Liberation through physical exertion. Waves of endorphins cascading through the brain. They may not win, but they can gain near instant resolution of their inner torment.

The poker player? They can tilt, and lose more.

Or, weather the storm, grit their teeth, and remind themselves it's a marathon, not a sprint.

Which is oh so tough to do. Human nature drives us towards instant gratification.

Sucked out on? We want revenge.

Down a buy-in from a silly mistake? We want to redeem ourselves. Now!

Poker just doesn't work that way. Sure a few bluffs can force the action, and regain some lost ground. In the short term, until our opponents recognise the changing dynamic of the game, and begin to take advantage.

Ultimately, folding a bad hand 'earns' us as much as betting a good one. Which is not an easy pathway to that sought after gratification.

The player with mental fortitude understands that, and gets on with their normal game.

The player without mental fortitude tilts, and lets a good decision gone bad become a series of bad decisions gone worse. As stronger players sense their deteriorating mental state and covet their chips mercilessly.

With experience comes the ability to ride out the storm, and maintain equilibrium.

It's not something which can be learned from a book, and different people will find their own coping mechanisms, but it's an essential part of the poker players armoury.

Reading other blogs has certainly been of assistance in fortifying myself against the cruel downswings.

Books are fine for learning about probabilities, pot odds, and strategies, but being able to see inside the minds of players in similar situations to my own, having them share their emotions and experiences, has helped me better understand my own feelings and enabled me to manage my responses to frustrating situations.

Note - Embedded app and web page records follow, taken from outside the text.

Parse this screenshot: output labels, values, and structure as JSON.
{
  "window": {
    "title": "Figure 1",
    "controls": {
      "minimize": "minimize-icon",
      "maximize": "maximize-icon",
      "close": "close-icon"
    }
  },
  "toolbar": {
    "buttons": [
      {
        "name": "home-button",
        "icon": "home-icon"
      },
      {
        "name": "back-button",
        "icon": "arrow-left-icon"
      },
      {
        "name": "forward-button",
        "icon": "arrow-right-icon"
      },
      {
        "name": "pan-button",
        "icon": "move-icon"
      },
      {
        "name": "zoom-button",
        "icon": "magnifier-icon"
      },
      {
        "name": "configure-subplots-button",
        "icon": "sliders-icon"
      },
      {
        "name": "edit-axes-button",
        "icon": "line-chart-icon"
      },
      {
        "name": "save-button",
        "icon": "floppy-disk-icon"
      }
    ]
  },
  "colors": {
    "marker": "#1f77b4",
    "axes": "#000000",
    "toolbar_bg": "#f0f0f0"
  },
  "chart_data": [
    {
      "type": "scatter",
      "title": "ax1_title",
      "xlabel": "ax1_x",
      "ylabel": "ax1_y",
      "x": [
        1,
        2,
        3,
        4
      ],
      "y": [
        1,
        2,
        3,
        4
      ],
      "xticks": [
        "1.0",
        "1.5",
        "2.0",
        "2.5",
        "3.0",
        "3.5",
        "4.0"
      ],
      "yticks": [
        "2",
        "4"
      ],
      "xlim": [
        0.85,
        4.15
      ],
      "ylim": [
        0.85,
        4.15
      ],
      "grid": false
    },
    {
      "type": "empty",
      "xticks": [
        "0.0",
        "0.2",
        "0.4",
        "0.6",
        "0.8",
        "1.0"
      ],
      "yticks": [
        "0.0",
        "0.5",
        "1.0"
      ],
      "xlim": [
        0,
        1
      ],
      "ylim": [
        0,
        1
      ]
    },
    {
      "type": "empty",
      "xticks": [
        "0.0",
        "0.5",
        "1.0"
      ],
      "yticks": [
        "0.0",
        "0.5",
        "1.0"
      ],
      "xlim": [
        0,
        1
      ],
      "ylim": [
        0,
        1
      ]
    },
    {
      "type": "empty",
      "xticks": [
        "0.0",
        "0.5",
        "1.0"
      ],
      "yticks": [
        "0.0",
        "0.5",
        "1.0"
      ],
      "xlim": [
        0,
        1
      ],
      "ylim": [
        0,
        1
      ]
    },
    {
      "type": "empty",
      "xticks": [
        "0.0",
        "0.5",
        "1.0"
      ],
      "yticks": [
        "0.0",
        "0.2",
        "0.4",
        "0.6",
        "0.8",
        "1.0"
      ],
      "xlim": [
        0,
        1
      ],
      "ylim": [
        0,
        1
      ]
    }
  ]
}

Equally, this blog has provided a safe outlet for my emotions, when otherwise they may have been expressed in a more reckless, and financially disastrous, manner at the table.

Maintaining mental fortitude is but one piece of the jigsaw which forms a good poker player, but it's an essential piece.

Inability to accurately compute pot odds will cost the occasional bet. Inability to maintain composure in the face of bad luck will cost your stack.

It's something I'm still working on, and I suggest you do too.

1 comment:

razboynik said...

Very wise words !
You can only really appreciate those words if you have been through the wars.